The Largest Security-Cleared Career Network for Defense and Intelligence Jobs - JOIN NOW

Military


Hu Jintao - Peaceful Rise

The "peaceful rise" theme was unveiled by Zheng Bijian (an influential foreign policy advisor to Hu Jintao) at the Boao Forum for Asia in November 2003. Mr. Zheng described this as a "new strategic path [of] Chinas peaceful rise through independently building socialism with Chinese characteristics, while participating in rather than detaching from economic globalization." This theme was also articulated to international audiences through an article by Mr. Zheng published in Foreign Affairs in 2005 titled "Chinas Peaceful Rise to Great Power Status."

While the slogan of "peaceful rise" continued to circulate, by April 2004 the term had been replaced in official statements by the phrase "peaceful development," which was confirmed as the official narrative with the release of a December 2005 government white paper titled "Chinas Peaceful Development Road." In the white paper, the Chinese government outlined its new official foreign policy narrative as follows:

"To take the road of peaceful development is to unify domestic development with opening to the outside world, linking the development of China with that of the rest of the world, and combining the fundamental interests of the Chinese people with the common interests of all peoples throughout the world. China persists in its pursuit of harmony and development internally while pursuing peace and development externally; the two aspects, closely linked and organically united, are an integrated whole, and will help to build a harmonious world of sustained peace and common prosperity."

One academic expert has suggested that the change could be attributable to concerns that some neighboring countries or the United States might interpret the use of "rise" as too threatening a sign of hegemonic aspirations. It is also possible that Hu Jintao may have wished for Chinas foreign policy narrative to more closely parallel his overarching domestic propaganda theme of the "Scientific Outlook on Development." However, the reason for the change from peaceful rise" to "peaceful development" is unknown.

Chinas road to a peaceful rise is a specific concept. It refers to the development course of China from the Third Plenary Session of the 11th Central Committee of the Communist Party of China in 1978, looking to the mid-21st century, when China was expected basically to realize modernization. It was the path of development China was taking in this period. China sought to develop in a peaceful environment, and at the same time to promote world peace. The nature of the concept is that under the theme of peace and development, China has found an independent path to build socialism with Chinese characteristics through involvement in, not isolation from, economic globalization.

First, China would continue putting economic construction at the center of national work and making development the priority of the peaceful rise. That is to say, China would not see political confrontation as its target, nor develop its economy through expansion or isolationism.

Second, China would participate in economic globalization and compete with others in the world market to realize a win-win result. Amid the acceleration of economic globalization in the 1970s, China decided to carry out the reform and opening policies and integrate itself into the process. In the 1990s when anti-globalization was on the rise, China still insisted on its opening policies and continued participating in globalization.
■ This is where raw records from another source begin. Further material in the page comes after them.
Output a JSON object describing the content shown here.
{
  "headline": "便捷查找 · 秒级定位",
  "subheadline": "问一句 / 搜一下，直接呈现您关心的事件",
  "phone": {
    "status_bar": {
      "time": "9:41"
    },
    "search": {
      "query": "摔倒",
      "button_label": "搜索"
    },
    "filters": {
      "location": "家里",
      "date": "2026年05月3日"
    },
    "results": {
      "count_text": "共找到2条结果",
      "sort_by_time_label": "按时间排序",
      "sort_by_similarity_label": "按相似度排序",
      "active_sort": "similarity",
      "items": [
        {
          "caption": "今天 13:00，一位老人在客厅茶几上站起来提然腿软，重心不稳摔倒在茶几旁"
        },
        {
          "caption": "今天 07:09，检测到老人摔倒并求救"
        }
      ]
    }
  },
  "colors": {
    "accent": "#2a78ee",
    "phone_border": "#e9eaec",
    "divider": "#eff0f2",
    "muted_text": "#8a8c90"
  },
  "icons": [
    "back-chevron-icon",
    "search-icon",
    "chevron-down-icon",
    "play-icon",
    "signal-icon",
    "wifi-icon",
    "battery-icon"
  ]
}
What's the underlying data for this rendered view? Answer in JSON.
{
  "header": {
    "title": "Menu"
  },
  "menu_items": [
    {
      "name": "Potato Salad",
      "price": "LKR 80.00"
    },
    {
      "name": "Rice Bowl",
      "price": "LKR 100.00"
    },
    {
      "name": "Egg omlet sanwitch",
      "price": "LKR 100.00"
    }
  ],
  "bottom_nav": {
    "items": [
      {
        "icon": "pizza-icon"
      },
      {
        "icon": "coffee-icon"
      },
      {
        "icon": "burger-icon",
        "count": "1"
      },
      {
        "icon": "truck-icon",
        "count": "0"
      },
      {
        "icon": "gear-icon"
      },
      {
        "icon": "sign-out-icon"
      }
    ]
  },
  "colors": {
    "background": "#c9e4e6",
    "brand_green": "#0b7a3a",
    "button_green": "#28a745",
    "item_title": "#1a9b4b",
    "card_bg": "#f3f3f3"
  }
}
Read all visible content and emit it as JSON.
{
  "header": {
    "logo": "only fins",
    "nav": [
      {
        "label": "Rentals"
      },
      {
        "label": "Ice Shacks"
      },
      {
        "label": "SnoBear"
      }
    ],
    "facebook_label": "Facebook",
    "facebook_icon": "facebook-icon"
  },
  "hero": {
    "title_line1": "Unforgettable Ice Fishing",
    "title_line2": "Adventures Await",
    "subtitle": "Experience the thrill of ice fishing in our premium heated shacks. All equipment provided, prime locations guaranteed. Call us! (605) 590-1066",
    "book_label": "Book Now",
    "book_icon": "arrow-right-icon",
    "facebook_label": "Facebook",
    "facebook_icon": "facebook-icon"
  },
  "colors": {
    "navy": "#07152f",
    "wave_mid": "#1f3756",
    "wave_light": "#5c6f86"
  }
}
Third, China would persist in independent development when participating in economic globalization. That means Chinas development would be based on its own strength. In dealing with problems arising from development, China would depend mainly on its own institutional innovation, structural adjustment, expansion of domestic demand and utilization of private capital at home. For example, China would depend on its own technological innovation to reduce energy consumption, or to develop new energy sources. In short, China would take advantage of world resources, but would not bring trouble to the world.

Fourth, China would deepen reform and seek coordinated development in all areas. Under the planned economy it was impossible for China to participate in globalization. So China must reform further and build a socialist market economy. But it would face new problems, such as the expanding gap between cities and rural areas and between different regions, deterioration of the environment, and contradictions between nature and humankind and between development of the national economy and opening. All these problems would be handled well during the course of development.

Fifth, in the international arena, China would play its due role as a big country, but it has no intention to seek domination in dealing with international affairs. History had proved that domination would inevitably lead to world disorder, so the Chinese leaders pledged to the world that China would never seek hegemony, even after it basically realized modernization.

In recent history, the rise of big countries had generally been realized in two ways. One was war or military expansion. The other was extreme confrontation or Cold War. But China was trying to find another way to rise: that is, to participate in economic globalization and compete with others in the world market in a mutually beneficial way.

China expounded its "peaceful development road" concept in a white paper issued in Beijing on 22 December 2005, pledging that "China is now taking the road of peaceful development, and will continue to do so when it gets stronger in the future." It is "a serious choice and solemn promise made by the Chinese government and the Chinese people," said the document, issued by the Information Office of the State Council, China's cabinet. China settles border issues with other countries peacefully and actively helps the growth of other developing countries, the white paper said.

John Mearsheimer, professor of political science at the University of Chicago, is best known in China for his book The Tragedy of Great Power Politics (2001), in which he predicts, based on his pessimistic view of the anarchic world order, that China's rise will inevitably be "unpeaceful."



NEWSLETTER
Join the GlobalSecurity.org mailing list


One Billion Americans: The Case for Thinking Bigger - by Matthew Yglesias


 
Page last modified: 30-12-2015 20:13:40 ZULU